WM M42 is a molybdenum cobalt high speed steel capable of being hardened to 70 Rockwell C. The carbon content is higher than in most high speed steels, and with this balanced composition, contributes to wear resistance and hot hardness as well as the high hardness capability. WM M-42 exhibits good grindability and relatively good toughness at high hardness levels.
WM-42 is being used for the machining of heat treated materials (high hardness) and high temperature alloys.
Heating for forging must be done slowly and uniformly, with care being taken not to put cold steel into a hot furnace. Soak through at 1700-1800°F and then heat to 1900-2050°F for initial forging. Do not forge below 1650-1700°F, and when forging is completed, cool slowly in lime, mica, dry ashes or furnace.

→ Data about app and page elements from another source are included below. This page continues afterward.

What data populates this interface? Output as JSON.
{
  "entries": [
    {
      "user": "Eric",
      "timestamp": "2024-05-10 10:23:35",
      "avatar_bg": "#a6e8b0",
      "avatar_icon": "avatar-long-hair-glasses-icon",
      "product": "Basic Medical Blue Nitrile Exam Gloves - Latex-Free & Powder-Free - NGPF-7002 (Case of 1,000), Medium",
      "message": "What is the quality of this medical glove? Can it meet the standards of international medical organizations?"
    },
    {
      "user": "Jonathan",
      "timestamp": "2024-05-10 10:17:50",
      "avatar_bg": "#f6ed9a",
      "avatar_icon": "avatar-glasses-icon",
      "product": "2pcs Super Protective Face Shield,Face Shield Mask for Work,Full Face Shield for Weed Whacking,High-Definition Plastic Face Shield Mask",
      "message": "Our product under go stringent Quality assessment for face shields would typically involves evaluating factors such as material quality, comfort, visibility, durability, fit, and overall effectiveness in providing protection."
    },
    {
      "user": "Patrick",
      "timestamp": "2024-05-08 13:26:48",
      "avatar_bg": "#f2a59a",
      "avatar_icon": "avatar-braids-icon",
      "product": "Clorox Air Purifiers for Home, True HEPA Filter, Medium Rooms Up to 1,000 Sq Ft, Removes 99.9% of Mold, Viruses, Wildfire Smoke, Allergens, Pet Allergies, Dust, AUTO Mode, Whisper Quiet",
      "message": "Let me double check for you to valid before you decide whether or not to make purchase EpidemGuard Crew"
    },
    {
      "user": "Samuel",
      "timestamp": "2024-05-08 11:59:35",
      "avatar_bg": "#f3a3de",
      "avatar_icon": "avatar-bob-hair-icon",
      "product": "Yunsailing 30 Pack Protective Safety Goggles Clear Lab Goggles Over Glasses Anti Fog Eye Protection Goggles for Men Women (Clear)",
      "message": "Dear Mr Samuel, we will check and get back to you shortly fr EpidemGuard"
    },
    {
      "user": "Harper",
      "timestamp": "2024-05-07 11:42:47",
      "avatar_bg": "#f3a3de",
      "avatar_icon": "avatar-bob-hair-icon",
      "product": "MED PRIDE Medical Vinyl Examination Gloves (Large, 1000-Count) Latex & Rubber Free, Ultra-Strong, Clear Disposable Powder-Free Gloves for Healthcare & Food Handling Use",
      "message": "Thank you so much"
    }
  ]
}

Heat slowly to 1525-1550°F, hold until the entire mass is heated through, and cool slowly in the furnace (30°F per hour) to about 1000°F, after which the cooling rate may be increased. Suitable precautions must be taken to prevent excessive carburization or decarburization.
After thorough preheating, transfer to the hardening furnace, (salt bath or controlled atmosphere furnace recommended) operating at 2150-2200°F, depending on the degree of hardening required for application, and the size of the tool. It is important that the temperature be accurately controlled to avoid overheating.
Quench in oil or a molten salt bath operating at 1000-1075°F. In the case of oil quenching, it is usually good practice to interrupt the quench by removing the tool after it has cooled to 900-1000°F, and continue the cooling in still air. Where a salt quench is employed, the tool should be held only long enough to equalize at the bath temperature, and then should be removed and cooled in air. Any necessary straightening should be done while cooling in the range of 850-450°F. tools should be allowed to cool to 150°F, or to where they can be held in the bare hand, and then tempered immediately.
Multiple tempering is absolutely necessary with WM M-42. Triple tempering will generally suffice, but if the hardening temperature has been on the high side, a fourth temper should be used to insure transformation of retained austenite and to achieve maximum toughness. The typical response to tempering is shown in the following chart.